* Task *
The required output is the line containing "What data populates" followed by every later line through the end of the data, all reproduced exactly.

┄┄┄┄┄┄┄┄┄┄

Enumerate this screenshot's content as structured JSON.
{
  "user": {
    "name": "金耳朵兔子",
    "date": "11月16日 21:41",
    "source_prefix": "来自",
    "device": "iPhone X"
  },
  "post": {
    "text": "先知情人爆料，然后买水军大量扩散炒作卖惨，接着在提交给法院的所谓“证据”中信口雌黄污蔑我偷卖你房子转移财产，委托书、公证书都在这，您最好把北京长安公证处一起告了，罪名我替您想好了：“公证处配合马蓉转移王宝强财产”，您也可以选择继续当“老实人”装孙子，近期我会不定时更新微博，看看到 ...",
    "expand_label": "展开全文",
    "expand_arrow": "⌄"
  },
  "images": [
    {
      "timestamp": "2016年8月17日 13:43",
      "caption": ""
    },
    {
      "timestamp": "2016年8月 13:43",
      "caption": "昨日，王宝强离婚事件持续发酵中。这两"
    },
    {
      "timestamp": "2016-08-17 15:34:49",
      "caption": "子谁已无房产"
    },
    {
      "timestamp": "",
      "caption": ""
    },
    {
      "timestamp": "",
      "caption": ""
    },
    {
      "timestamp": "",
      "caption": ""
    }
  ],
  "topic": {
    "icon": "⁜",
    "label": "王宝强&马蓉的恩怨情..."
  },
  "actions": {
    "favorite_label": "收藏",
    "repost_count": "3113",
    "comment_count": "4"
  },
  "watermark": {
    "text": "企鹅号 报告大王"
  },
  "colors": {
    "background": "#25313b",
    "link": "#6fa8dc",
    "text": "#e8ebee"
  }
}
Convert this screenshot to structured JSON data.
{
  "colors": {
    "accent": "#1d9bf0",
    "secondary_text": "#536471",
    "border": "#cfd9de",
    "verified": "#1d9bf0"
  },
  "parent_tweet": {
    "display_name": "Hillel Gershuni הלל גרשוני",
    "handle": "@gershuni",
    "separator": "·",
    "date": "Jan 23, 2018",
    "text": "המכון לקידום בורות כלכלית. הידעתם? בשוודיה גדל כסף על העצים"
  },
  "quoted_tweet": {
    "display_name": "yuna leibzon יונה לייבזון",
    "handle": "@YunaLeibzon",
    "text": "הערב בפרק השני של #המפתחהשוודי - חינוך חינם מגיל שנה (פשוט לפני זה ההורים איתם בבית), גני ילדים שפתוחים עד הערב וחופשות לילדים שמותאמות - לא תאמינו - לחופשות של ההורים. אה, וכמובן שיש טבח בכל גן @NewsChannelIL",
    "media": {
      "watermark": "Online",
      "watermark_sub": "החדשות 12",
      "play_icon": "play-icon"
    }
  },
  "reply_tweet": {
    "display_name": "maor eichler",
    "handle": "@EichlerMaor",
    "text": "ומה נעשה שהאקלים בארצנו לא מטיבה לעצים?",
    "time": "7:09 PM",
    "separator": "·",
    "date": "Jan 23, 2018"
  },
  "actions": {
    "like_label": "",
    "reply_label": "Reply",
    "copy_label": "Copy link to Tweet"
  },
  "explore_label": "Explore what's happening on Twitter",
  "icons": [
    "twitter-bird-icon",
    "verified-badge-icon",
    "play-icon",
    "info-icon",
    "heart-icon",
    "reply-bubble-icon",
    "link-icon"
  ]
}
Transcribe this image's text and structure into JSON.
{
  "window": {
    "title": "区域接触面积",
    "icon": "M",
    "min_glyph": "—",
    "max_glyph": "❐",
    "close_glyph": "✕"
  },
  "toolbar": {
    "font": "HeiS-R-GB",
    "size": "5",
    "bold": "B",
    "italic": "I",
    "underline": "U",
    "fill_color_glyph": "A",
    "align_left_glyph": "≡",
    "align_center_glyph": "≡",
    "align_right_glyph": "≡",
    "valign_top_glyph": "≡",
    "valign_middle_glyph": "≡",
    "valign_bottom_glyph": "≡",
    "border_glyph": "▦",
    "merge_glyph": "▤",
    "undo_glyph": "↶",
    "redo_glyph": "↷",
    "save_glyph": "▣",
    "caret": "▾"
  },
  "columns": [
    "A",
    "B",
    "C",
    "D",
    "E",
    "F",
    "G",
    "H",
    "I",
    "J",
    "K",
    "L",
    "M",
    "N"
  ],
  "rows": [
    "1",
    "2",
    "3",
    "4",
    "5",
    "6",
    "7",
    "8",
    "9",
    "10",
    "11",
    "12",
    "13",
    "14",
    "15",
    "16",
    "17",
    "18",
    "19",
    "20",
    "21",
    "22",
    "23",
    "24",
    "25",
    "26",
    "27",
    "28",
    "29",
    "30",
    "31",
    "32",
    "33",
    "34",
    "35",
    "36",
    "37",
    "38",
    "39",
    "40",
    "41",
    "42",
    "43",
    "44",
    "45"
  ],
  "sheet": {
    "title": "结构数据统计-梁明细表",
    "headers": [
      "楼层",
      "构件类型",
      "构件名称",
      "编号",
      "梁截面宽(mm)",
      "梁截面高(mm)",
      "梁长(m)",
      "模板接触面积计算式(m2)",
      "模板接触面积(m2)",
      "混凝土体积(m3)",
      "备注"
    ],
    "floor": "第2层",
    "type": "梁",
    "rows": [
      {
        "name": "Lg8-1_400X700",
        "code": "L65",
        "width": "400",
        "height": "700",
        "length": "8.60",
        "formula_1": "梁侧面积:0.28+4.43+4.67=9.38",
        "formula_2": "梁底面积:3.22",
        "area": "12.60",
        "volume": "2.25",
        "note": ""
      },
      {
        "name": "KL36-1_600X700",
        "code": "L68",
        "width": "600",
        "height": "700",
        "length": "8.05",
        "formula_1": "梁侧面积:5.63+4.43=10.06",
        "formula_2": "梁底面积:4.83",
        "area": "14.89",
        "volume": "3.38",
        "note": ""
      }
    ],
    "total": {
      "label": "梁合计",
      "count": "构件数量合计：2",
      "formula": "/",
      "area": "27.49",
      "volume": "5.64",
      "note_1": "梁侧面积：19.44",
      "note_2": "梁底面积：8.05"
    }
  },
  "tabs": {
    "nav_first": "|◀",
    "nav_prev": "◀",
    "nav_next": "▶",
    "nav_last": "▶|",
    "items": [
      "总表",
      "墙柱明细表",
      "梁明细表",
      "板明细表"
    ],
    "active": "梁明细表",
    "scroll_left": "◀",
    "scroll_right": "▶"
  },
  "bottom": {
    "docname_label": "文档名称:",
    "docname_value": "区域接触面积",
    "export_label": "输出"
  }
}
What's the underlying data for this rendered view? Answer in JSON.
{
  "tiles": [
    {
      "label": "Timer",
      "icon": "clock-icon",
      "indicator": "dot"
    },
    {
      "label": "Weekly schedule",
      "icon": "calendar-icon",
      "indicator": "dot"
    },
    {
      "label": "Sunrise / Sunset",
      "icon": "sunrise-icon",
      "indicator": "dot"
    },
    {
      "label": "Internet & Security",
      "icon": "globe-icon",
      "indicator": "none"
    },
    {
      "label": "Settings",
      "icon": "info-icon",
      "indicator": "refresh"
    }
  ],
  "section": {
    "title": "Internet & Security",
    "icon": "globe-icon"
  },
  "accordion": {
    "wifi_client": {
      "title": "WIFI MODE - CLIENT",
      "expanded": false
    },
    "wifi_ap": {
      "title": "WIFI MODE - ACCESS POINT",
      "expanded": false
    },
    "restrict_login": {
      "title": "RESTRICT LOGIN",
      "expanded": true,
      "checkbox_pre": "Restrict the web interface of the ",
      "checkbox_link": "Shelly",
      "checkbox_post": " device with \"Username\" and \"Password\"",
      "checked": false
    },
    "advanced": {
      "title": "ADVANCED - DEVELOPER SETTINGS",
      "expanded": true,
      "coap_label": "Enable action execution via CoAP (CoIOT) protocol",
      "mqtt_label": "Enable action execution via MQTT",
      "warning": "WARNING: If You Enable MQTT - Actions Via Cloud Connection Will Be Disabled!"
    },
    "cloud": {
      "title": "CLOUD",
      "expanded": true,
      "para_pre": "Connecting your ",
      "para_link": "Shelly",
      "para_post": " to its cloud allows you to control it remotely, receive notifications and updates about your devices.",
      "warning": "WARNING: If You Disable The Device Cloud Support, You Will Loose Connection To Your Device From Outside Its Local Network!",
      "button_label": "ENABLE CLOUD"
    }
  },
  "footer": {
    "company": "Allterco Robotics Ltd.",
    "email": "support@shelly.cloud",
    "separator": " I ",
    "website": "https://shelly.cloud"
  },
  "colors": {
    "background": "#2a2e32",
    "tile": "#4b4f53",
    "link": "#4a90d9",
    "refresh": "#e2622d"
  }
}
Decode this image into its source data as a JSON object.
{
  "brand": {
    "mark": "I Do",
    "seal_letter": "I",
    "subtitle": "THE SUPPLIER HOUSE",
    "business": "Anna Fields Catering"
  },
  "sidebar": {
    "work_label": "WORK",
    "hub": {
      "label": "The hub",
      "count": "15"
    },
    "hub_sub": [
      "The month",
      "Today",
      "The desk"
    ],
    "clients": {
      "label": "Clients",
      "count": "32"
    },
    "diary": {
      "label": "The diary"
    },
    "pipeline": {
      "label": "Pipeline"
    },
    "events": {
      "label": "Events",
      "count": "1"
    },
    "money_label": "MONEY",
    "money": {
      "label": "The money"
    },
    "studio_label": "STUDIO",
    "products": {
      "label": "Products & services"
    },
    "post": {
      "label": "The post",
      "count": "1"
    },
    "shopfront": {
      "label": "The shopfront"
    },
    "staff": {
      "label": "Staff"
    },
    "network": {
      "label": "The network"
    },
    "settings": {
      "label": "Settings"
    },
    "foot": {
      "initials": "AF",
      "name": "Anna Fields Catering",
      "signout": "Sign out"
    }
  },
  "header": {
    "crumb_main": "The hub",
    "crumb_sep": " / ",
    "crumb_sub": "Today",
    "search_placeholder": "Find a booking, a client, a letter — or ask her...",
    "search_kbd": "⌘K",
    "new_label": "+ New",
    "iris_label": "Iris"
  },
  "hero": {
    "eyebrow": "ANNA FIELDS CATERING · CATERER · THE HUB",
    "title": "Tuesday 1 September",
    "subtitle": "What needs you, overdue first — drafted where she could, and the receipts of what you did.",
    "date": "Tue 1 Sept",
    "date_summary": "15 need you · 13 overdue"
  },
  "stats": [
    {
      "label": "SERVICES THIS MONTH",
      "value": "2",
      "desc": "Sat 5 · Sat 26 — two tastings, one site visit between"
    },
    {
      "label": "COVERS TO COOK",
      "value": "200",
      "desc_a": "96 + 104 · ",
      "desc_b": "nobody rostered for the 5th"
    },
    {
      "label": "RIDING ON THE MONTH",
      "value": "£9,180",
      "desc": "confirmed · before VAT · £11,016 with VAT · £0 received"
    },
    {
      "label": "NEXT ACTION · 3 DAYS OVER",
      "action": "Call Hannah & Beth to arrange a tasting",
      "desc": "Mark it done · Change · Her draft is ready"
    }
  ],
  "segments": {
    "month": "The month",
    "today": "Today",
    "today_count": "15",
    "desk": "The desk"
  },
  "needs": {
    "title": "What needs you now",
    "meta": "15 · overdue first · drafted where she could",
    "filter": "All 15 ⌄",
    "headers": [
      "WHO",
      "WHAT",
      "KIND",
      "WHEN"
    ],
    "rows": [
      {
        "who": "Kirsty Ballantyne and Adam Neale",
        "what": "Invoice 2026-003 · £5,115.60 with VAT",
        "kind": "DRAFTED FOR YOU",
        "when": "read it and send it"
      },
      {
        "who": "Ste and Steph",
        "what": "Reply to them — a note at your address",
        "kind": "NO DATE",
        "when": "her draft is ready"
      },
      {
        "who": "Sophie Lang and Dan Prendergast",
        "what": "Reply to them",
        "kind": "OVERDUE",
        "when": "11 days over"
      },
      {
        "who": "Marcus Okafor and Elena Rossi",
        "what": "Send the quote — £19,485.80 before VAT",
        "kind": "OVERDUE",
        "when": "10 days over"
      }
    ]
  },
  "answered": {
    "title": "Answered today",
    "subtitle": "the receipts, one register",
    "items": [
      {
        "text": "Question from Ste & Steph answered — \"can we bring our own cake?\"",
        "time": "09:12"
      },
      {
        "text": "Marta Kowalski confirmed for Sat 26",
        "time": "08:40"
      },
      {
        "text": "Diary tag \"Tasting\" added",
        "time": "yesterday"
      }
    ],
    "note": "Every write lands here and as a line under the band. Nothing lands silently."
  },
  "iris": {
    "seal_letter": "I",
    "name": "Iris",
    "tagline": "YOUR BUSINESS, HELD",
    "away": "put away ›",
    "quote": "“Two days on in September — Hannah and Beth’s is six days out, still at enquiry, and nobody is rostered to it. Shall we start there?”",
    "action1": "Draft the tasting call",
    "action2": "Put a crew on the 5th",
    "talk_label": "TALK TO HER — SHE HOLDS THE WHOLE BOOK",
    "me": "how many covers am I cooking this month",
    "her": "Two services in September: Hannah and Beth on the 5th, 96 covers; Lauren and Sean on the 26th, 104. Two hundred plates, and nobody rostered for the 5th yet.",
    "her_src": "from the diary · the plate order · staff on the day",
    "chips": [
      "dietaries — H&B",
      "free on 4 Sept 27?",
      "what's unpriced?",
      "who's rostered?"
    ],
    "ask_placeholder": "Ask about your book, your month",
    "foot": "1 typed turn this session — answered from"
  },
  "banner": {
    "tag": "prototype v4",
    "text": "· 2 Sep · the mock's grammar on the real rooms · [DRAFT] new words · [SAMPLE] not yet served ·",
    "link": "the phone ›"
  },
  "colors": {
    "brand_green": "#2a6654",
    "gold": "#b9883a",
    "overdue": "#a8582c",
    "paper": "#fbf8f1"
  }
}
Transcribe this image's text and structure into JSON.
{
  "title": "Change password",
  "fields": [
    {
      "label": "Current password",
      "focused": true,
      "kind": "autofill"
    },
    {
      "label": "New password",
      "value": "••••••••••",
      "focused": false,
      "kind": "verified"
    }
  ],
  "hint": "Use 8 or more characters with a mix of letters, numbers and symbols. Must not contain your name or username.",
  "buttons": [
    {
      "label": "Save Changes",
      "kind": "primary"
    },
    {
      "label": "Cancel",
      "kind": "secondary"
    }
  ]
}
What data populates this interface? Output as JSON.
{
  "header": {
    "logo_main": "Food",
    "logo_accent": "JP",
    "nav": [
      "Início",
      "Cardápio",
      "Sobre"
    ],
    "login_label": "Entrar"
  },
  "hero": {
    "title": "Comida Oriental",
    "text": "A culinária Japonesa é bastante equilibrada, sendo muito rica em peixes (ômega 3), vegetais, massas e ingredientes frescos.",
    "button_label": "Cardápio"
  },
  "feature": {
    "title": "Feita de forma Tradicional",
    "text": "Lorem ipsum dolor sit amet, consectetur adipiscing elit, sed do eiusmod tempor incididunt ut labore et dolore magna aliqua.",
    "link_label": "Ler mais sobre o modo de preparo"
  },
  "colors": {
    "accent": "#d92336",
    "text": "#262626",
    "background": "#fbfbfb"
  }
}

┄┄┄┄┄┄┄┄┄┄

* Result of the exercise *
What data populates this interface? Output as JSON.
{
  "header": {
    "logo_main": "Food",
    "logo_accent": "JP",
    "nav": [
      "Início",
      "Cardápio",
      "Sobre"
    ],
    "login_label": "Entrar"
  },
  "hero": {
    "title": "Comida Oriental",
    "text": "A culinária Japonesa é bastante equilibrada, sendo muito rica em peixes (ômega 3), vegetais, massas e ingredientes frescos.",
    "button_label": "Cardápio"
  },
  "feature": {
    "title": "Feita de forma Tradicional",
    "text": "Lorem ipsum dolor sit amet, consectetur adipiscing elit, sed do eiusmod tempor incididunt ut labore et dolore magna aliqua.",
    "link_label": "Ler mais sobre o modo de preparo"
  },
  "colors": {
    "accent": "#d92336",
    "text": "#262626",
    "background": "#fbfbfb"
  }
}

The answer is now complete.